[Collected data entries]
=======
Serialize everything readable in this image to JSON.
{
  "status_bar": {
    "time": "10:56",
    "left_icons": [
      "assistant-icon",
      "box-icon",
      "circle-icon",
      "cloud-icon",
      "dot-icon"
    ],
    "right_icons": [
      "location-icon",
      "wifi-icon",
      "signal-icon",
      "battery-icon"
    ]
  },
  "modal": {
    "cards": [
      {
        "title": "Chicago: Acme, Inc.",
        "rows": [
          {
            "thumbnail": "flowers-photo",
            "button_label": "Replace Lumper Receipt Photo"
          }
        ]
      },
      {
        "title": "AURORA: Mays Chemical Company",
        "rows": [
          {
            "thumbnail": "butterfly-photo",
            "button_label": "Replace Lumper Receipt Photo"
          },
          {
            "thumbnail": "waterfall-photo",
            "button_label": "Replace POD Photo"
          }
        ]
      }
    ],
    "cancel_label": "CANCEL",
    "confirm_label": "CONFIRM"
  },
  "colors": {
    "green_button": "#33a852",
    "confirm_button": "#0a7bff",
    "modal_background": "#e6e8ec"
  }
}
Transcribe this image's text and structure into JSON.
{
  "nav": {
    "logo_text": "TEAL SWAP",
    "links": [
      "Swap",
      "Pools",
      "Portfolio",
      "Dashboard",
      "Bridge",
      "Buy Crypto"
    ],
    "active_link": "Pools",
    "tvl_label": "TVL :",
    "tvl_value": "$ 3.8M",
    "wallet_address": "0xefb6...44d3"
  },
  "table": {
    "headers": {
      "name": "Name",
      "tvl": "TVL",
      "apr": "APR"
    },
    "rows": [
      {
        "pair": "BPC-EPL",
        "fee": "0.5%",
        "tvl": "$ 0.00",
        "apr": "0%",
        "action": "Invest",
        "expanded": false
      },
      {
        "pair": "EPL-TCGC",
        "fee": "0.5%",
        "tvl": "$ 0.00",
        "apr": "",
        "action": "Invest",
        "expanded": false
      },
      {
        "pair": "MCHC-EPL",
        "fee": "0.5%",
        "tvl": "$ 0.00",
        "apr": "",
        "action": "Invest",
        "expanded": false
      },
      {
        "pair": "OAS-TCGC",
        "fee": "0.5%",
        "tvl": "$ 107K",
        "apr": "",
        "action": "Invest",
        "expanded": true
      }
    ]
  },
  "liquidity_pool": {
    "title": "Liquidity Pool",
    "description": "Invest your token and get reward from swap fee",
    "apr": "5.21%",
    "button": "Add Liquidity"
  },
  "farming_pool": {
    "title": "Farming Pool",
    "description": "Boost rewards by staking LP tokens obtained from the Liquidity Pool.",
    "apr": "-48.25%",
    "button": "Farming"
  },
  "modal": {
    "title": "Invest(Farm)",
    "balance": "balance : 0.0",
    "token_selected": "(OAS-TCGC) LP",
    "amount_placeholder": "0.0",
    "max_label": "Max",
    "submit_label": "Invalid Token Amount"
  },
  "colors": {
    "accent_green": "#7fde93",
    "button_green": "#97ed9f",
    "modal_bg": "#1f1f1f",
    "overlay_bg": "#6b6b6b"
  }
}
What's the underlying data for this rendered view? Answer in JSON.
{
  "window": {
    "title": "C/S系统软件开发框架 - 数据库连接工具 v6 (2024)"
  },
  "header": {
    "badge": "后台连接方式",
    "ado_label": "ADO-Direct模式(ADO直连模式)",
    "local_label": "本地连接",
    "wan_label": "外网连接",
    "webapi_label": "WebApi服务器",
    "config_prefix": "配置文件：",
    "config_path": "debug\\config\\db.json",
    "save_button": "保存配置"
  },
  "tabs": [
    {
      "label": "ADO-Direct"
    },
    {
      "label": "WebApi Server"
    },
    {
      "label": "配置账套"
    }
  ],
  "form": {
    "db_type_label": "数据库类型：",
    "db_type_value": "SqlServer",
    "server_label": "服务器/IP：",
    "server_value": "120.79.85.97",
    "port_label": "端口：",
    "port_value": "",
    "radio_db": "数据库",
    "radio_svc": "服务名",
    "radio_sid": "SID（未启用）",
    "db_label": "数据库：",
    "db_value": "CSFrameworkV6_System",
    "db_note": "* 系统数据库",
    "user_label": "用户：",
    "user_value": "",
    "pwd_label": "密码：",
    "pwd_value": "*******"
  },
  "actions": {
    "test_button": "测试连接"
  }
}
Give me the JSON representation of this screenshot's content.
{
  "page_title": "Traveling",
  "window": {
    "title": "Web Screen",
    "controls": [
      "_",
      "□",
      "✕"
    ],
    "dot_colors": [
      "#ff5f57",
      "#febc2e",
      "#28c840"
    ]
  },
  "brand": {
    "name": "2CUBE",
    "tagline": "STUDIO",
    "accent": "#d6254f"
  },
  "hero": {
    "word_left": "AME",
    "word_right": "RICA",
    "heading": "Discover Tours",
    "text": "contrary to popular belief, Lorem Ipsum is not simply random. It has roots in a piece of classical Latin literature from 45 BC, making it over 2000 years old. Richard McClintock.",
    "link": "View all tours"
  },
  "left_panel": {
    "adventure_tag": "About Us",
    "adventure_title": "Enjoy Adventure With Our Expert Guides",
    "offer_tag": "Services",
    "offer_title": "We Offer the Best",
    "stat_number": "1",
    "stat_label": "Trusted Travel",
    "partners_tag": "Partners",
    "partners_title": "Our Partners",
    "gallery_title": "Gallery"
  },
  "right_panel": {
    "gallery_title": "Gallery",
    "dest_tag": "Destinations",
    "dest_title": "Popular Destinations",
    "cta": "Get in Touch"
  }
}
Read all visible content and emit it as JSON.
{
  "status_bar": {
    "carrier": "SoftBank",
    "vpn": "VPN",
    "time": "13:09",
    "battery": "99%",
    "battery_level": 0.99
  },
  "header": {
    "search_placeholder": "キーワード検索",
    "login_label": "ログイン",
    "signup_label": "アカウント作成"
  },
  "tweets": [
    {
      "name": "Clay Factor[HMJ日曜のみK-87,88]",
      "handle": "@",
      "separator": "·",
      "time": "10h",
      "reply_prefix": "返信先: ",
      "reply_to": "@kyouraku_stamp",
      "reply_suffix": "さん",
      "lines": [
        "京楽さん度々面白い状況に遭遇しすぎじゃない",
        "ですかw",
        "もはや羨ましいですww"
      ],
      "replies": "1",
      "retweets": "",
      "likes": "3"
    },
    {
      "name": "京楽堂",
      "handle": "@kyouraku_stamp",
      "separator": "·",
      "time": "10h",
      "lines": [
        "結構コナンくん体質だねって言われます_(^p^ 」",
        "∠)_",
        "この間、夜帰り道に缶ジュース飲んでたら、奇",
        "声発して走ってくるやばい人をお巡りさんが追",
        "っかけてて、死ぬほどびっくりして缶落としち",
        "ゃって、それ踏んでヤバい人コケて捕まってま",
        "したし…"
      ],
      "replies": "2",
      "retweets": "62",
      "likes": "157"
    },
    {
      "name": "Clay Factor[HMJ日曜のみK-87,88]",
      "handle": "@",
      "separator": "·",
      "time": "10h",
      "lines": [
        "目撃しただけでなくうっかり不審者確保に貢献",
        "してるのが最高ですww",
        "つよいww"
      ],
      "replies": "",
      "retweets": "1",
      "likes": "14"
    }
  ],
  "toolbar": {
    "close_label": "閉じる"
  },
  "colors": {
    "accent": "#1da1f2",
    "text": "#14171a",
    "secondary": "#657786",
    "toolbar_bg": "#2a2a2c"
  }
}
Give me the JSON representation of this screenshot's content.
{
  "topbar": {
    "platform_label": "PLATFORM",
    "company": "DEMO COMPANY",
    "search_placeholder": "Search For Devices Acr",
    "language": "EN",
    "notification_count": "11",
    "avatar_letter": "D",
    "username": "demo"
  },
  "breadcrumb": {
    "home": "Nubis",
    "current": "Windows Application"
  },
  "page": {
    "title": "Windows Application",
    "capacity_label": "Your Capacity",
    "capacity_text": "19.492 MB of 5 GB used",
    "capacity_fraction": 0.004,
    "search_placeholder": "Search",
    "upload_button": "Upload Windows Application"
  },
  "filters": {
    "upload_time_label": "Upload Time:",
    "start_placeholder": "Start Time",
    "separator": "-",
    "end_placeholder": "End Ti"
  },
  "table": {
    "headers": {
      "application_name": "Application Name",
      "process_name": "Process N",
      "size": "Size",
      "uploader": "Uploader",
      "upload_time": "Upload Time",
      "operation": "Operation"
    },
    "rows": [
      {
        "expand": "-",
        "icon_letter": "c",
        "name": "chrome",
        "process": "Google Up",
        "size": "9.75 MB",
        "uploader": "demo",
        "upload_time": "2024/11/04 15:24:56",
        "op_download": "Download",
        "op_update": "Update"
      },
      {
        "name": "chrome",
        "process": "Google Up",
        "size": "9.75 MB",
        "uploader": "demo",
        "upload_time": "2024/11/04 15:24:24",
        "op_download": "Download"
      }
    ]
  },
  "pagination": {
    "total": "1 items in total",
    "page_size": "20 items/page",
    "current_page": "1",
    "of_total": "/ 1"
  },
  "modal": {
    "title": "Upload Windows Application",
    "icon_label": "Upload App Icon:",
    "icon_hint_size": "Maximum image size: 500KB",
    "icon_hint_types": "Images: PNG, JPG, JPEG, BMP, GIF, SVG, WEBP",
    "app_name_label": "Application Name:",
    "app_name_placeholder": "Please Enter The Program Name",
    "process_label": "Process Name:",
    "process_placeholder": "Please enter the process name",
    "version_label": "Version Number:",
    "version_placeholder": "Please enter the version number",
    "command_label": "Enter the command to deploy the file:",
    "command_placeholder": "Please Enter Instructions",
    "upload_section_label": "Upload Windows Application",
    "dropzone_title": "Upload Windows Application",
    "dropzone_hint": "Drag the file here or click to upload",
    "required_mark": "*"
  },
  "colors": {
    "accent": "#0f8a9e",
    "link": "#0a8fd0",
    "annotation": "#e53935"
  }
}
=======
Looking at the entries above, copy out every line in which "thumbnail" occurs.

            "thumbnail": "flowers-photo",
            "thumbnail": "butterfly-photo",
            "thumbnail": "waterfall-photo",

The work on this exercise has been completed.